Chris Cerf is the former superintendent of Newark Public Schools and the former New Jersey commissioner of education. He serves on the board of ExcelinEd, a national nonprofit focused on state-based education policy.
The New Jersey Board of Education decided by a 1-vote margin last week to lower the minimum passing score on the state’s high school graduation test.
In four words, here’s what that decision means for families across our state: Expect less, get less.
For decades, no matter whether Democrats or Republicans were in charge, our elected officials have agreed that the state should set high standards for academic achievement — standards that correlate with being truly prepared for success in life.
This decision represents a stunning abandonment of that principle.
It also undermines the critical goal of equity. One board member who supported lowering the passing score suggested that it was “unfair” to “Black and Latino students” to require underperforming students to demonstrate a higher level of proficiency in reading and math before graduating. This gets it exactly backward. Every student, regardless of race or economic circumstances, should be launched into adulthood ready for success.
For too many years, our education system — sometimes subtly and sometimes more explicitly — set lower academic expectations for many students of color or those born into poverty. Holding all students to high and equal expectations is a core purpose of public education. The State Board’s decision, made at the behest of Gov. Phil Murphy, is directly contrary to this fundamental value.
So what is the justification for lowering the passing cut score in reading and math? It is certainly not that the state is achieving at a level that would somehow support lowering the bar. New Jersey rightly views itself as one of the top school systems in the country. In recent years, however, the trend line has had a decidedly downward trajectory.
With scores in both math and reading declining on the National Assessment of Educational Progress (the NAEP), I applaud our efforts to give our great teachers the tools they need to help their students succeed. It is critical, however, that we also double down, not let up, on our academic expectations.
More broadly, while “accountability” seemingly has fallen out of favor in some political circles, setting high standards without honestly measuring whether they are being met is flatly inconsistent with the best interest of students.
What’s the real motive behind the change? The answer is in the numbers. Under the prior passing score, 39% of students would be “graduation ready” in reading and 49.5% in math. With the decision to reduce the required score, the numbers would leap to 80% in reading and 56.5% in math.
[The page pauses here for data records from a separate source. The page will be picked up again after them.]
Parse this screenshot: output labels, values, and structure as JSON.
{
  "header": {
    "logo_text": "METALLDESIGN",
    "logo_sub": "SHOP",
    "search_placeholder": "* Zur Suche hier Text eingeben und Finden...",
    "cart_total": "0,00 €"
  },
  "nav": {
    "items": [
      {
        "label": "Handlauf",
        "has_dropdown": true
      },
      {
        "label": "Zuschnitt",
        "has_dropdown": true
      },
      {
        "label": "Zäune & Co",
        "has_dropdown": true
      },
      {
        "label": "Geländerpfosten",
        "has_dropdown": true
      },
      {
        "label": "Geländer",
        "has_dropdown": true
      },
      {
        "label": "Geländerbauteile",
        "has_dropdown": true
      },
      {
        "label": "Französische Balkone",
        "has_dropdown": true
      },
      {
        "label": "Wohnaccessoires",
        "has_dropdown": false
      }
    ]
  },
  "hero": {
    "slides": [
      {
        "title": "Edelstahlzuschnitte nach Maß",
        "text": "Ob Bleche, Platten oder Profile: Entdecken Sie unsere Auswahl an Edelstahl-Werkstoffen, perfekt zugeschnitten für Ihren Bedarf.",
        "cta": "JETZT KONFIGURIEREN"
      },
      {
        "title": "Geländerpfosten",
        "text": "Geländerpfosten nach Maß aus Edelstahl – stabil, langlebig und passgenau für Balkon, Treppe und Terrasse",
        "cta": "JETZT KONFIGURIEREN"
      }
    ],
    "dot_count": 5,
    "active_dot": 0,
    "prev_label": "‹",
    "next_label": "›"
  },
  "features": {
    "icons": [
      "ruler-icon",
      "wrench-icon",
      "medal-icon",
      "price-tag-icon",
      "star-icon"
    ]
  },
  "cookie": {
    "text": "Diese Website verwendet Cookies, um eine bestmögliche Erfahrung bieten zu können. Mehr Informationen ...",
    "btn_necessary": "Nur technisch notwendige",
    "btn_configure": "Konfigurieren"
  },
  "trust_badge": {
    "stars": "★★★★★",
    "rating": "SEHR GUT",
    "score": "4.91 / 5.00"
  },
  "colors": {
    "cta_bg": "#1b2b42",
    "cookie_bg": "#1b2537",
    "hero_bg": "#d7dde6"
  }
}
There may be superficial political value in this statistical parlor trick, but it comes at the expense of New Jersey students.